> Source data

···

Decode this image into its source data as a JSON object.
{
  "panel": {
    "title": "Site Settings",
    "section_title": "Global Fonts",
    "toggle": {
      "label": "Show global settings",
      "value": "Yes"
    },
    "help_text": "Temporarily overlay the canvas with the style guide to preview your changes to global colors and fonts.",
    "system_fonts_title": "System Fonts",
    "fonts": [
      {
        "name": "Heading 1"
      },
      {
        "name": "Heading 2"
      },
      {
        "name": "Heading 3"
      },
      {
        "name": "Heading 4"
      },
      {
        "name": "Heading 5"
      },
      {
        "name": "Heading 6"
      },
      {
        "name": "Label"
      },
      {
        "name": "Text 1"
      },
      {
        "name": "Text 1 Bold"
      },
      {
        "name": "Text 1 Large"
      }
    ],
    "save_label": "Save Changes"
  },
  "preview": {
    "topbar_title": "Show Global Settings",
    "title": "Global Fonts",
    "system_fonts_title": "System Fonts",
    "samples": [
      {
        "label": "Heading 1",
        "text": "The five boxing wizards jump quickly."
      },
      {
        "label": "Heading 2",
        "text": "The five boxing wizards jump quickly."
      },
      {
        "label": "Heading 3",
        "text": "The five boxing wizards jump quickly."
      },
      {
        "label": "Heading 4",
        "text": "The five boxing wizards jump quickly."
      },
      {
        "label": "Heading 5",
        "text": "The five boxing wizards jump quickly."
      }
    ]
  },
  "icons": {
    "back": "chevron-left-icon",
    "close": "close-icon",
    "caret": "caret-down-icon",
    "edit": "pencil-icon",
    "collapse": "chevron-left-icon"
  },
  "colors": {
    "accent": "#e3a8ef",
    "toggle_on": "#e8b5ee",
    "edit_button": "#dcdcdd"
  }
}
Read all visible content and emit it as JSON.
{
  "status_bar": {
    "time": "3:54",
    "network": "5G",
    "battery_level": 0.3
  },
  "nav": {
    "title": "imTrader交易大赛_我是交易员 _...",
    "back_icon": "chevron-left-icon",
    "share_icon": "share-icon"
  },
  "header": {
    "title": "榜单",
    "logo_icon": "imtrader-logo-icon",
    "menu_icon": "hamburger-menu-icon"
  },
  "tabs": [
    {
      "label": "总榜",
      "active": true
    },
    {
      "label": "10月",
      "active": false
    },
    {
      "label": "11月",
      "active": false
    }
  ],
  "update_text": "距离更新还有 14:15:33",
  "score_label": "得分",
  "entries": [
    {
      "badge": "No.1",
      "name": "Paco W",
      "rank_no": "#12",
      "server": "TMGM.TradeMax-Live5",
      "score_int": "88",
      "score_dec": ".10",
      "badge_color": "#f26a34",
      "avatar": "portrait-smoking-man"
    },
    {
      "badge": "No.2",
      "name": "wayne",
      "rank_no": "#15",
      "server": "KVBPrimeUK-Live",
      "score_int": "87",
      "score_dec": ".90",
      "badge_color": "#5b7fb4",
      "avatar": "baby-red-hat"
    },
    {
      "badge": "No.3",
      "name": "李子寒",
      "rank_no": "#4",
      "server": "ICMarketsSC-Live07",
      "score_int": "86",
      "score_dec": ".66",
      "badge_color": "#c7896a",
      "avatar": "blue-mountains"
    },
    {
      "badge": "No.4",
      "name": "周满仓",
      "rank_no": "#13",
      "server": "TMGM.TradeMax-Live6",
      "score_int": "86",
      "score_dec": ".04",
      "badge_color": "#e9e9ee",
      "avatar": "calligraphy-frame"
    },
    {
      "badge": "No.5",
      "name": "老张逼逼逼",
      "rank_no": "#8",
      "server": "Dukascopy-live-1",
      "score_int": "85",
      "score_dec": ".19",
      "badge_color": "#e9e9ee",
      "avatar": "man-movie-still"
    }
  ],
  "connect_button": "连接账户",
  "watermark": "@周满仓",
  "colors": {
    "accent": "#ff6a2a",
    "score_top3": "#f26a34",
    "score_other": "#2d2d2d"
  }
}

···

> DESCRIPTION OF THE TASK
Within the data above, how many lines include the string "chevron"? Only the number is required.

> SOLUTION
3